The authors, comprising specialists from finance, law, computer science and service science, say the sector needs to regain the public’s trust by committing to a shared purpose: serving the community by improving individuals’ financial wellbeing.
Australians are losing trust in financial institutions, which holds them back from improving their financial situation, according to co-author Professor Carsten Murawski.
“About two-thirds of Australians face some level of financial vulnerability and stress. Financial concerns are now the number one concern among young people,” Professor Murawski said.
A nationally representative study commissioned by the University in the wake of the Royal Commission found that more than half the population (54 per cent of Australians) had been negatively affected by misconduct and other issues with financial service providers over the previous five years, with total estimated losses to households of $201 billion.
The White Paper recommends the adoption of a National Financial Wellbeing Framework to define important financial wellbeing outcomes and set professional standards, as well as the establishment of a National Financial Wellbeing Agency responsible for whole-of-system coordination, including guidance on regulation.
Additionally, it recommends compulsory, evidenced-based financial literacy training be introduced in schools, TAFEs and universities to improve Australia’s low rates of financial literacy and capability.

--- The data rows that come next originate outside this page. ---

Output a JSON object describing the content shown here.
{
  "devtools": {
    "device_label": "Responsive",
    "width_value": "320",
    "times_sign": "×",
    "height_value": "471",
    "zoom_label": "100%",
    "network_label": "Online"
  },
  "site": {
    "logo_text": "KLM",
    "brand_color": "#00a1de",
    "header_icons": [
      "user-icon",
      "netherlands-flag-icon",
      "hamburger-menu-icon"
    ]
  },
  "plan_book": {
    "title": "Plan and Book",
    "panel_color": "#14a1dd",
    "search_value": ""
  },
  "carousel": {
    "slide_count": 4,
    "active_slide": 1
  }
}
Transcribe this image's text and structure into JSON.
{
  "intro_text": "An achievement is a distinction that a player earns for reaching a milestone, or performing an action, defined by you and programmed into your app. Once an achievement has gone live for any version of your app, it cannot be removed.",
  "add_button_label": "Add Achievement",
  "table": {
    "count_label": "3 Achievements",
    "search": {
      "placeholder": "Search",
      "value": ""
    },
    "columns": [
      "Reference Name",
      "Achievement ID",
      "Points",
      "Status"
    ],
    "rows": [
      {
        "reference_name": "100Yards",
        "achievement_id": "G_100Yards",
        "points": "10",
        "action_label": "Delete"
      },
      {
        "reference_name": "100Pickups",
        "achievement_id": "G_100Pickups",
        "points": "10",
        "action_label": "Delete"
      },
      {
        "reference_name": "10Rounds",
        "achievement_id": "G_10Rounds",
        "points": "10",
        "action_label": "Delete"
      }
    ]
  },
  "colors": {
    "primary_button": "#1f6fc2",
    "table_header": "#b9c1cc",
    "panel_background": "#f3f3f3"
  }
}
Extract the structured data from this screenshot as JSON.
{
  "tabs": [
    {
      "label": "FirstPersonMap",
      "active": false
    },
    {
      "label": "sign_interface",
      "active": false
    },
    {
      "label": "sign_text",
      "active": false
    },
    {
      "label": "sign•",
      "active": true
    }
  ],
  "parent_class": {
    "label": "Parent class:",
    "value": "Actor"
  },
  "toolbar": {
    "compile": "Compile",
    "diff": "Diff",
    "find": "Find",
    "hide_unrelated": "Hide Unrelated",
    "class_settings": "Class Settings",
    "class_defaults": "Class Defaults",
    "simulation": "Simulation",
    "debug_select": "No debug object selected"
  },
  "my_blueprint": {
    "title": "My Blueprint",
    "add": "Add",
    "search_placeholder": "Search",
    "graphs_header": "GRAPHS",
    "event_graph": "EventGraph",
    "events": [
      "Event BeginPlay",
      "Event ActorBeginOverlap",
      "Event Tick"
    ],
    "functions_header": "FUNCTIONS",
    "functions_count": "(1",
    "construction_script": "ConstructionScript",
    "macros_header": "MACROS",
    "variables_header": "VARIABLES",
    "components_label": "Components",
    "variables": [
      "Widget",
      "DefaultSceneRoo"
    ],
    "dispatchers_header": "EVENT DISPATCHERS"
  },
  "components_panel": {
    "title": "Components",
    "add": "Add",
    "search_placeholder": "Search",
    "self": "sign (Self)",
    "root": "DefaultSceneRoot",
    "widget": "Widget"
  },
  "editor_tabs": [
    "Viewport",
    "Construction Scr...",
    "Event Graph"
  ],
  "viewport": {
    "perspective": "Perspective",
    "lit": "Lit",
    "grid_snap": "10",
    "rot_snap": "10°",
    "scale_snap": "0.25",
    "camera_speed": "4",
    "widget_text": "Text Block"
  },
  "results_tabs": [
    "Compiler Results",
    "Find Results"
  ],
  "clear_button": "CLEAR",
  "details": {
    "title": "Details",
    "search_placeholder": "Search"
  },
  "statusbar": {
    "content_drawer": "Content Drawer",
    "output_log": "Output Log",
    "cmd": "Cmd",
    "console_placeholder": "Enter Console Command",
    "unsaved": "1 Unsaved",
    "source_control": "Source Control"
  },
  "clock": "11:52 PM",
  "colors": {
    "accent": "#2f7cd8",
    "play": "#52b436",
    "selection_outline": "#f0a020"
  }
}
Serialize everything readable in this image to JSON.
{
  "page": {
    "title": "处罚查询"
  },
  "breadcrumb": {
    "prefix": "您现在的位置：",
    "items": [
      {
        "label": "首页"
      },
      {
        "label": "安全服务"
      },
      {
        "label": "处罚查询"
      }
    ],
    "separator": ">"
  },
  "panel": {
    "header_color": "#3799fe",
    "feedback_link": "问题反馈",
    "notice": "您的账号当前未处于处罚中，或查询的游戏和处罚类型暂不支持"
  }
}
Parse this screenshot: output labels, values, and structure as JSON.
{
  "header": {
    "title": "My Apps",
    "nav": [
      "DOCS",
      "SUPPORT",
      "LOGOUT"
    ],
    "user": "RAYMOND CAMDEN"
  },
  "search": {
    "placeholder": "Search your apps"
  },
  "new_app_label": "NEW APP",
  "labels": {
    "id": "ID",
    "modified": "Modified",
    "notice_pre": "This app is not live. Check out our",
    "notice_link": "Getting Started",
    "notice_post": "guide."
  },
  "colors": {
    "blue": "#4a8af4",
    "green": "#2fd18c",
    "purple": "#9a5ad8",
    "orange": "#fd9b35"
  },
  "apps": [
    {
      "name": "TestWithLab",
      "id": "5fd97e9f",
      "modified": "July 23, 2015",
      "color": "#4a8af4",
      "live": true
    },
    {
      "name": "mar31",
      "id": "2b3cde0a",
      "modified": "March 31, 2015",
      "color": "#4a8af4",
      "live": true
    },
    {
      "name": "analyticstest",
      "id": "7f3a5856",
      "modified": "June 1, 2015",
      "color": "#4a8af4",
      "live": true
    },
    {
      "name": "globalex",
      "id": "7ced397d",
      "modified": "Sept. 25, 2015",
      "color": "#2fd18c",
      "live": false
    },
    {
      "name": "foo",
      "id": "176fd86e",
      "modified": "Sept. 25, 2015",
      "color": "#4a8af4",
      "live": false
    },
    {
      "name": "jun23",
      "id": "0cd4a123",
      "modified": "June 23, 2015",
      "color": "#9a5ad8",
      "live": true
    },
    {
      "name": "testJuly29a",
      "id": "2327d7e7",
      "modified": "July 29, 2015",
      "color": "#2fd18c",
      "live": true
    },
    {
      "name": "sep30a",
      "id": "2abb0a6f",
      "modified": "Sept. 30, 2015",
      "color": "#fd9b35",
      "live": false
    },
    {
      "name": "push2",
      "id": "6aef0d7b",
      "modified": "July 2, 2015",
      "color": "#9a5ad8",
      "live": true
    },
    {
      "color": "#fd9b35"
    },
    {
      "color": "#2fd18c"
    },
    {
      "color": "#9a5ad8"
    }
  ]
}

“We need to reduce the complexity of regulation and be clearer about the standards we expect from people working in the finance community by tying regulation more closely to outcomes,” says co-author Associate Professor Godwin.
“Financial service providers should be subject to a duty to consider financial wellbeing in performing their functions and services.”